- **Task item**: Go through the lines below. Copy those with "active".

- **The data**:
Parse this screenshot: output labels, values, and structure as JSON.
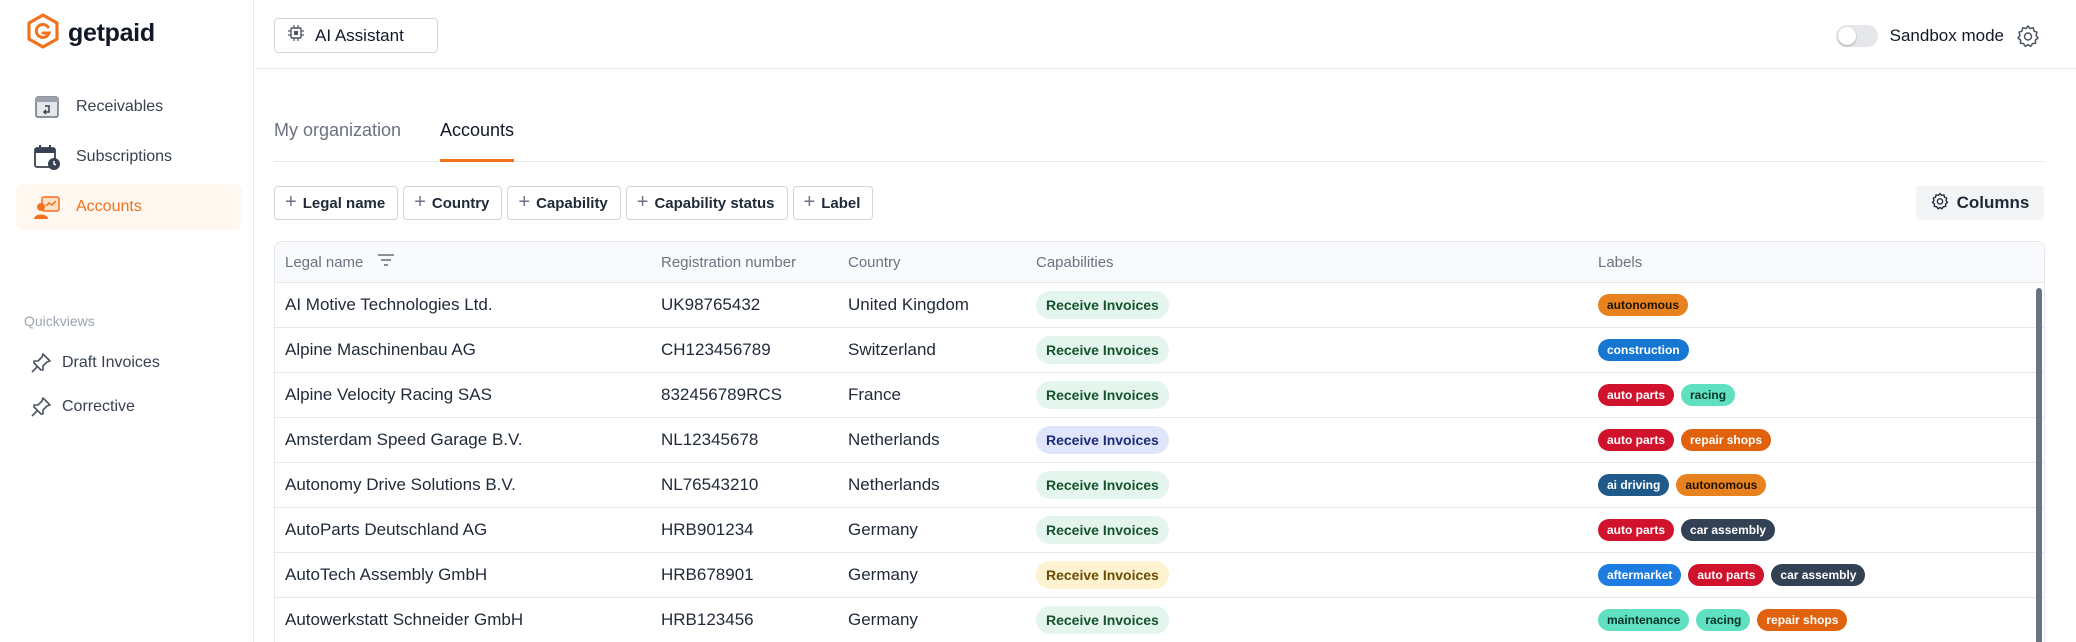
{
  "brand": {
    "name": "getpaid",
    "accent": "#f2711c"
  },
  "sidebar": {
    "items": [
      {
        "label": "Receivables",
        "icon": "receivables-icon",
        "active": false
      },
      {
        "label": "Subscriptions",
        "icon": "subscriptions-icon",
        "active": false
      },
      {
        "label": "Accounts",
        "icon": "accounts-icon",
        "active": true
      }
    ],
    "quickviews_title": "Quickviews",
    "quickviews": [
      {
        "label": "Draft Invoices",
        "icon": "pin-icon"
      },
      {
        "label": "Corrective",
        "icon": "pin-icon"
      }
    ]
  },
  "header": {
    "ai_assistant_label": "AI Assistant",
    "sandbox_label": "Sandbox mode",
    "sandbox_on": false
  },
  "tabs": [
    {
      "label": "My organization",
      "active": false
    },
    {
      "label": "Accounts",
      "active": true
    }
  ],
  "filters": [
    "Legal name",
    "Country",
    "Capability",
    "Capability status",
    "Label"
  ],
  "columns_label": "Columns",
  "table": {
    "headers": {
      "legal_name": "Legal name",
      "registration_number": "Registration number",
      "country": "Country",
      "capabilities": "Capabilities",
      "labels": "Labels"
    },
    "rows": [
      {
        "legal_name": "AI Motive Technologies Ltd.",
        "registration_number": "UK98765432",
        "country": "United Kingdom",
        "capability": "Receive Invoices",
        "capability_status": "green",
        "labels": [
          {
            "text": "autonomous",
            "bg": "#e8821e",
            "fg": "#1f1300"
          }
        ]
      },
      {
        "legal_name": "Alpine Maschinenbau AG",
        "registration_number": "CH123456789",
        "country": "Switzerland",
        "capability": "Receive Invoices",
        "capability_status": "green",
        "labels": [
          {
            "text": "construction",
            "bg": "#1677d2",
            "fg": "#ffffff"
          }
        ]
      },
      {
        "legal_name": "Alpine Velocity Racing SAS",
        "registration_number": "832456789RCS",
        "country": "France",
        "capability": "Receive Invoices",
        "capability_status": "green",
        "labels": [
          {
            "text": "auto parts",
            "bg": "#d0122d",
            "fg": "#ffffff"
          },
          {
            "text": "racing",
            "bg": "#5fe0c0",
            "fg": "#05332a"
          }
        ]
      },
      {
        "legal_name": "Amsterdam Speed Garage B.V.",
        "registration_number": "NL12345678",
        "country": "Netherlands",
        "capability": "Receive Invoices",
        "capability_status": "blue",
        "labels": [
          {
            "text": "auto parts",
            "bg": "#d0122d",
            "fg": "#ffffff"
          },
          {
            "text": "repair shops",
            "bg": "#e0620c",
            "fg": "#ffffff"
          }
        ]
      },
      {
        "legal_name": "Autonomy Drive Solutions B.V.",
        "registration_number": "NL76543210",
        "country": "Netherlands",
        "capability": "Receive Invoices",
        "capability_status": "green",
        "labels": [
          {
            "text": "ai driving",
            "bg": "#1f5a8a",
            "fg": "#ffffff"
          },
          {
            "text": "autonomous",
            "bg": "#e8821e",
            "fg": "#1f1300"
          }
        ]
      },
      {
        "legal_name": "AutoParts Deutschland AG",
        "registration_number": "HRB901234",
        "country": "Germany",
        "capability": "Receive Invoices",
        "capability_status": "green",
        "labels": [
          {
            "text": "auto parts",
            "bg": "#d0122d",
            "fg": "#ffffff"
          },
          {
            "text": "car assembly",
            "bg": "#334155",
            "fg": "#ffffff"
          }
        ]
      },
      {
        "legal_name": "AutoTech Assembly GmbH",
        "registration_number": "HRB678901",
        "country": "Germany",
        "capability": "Receive Invoices",
        "capability_status": "yellow",
        "labels": [
          {
            "text": "aftermarket",
            "bg": "#1e7be0",
            "fg": "#ffffff"
          },
          {
            "text": "auto parts",
            "bg": "#d0122d",
            "fg": "#ffffff"
          },
          {
            "text": "car assembly",
            "bg": "#334155",
            "fg": "#ffffff"
          }
        ]
      },
      {
        "legal_name": "Autowerkstatt Schneider GmbH",
        "registration_number": "HRB123456",
        "country": "Germany",
        "capability": "Receive Invoices",
        "capability_status": "green",
        "labels": [
          {
            "text": "maintenance",
            "bg": "#5fe0c0",
            "fg": "#05332a"
          },
          {
            "text": "racing",
            "bg": "#5fe0c0",
            "fg": "#05332a"
          },
          {
            "text": "repair shops",
            "bg": "#e0620c",
            "fg": "#ffffff"
          }
        ]
      }
    ]
  },
  "capability_colors": {
    "green": {
      "bg": "#e3f5ec",
      "fg": "#14532d"
    },
    "blue": {
      "bg": "#dfe6fb",
      "fg": "#1e2a78"
    },
    "yellow": {
      "bg": "#fdf3d0",
      "fg": "#6b4d00"
    }
  }
}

- **Answer for this exercise**:
        "active": false
        "active": false
        "active": true
      "active": false
      "active": true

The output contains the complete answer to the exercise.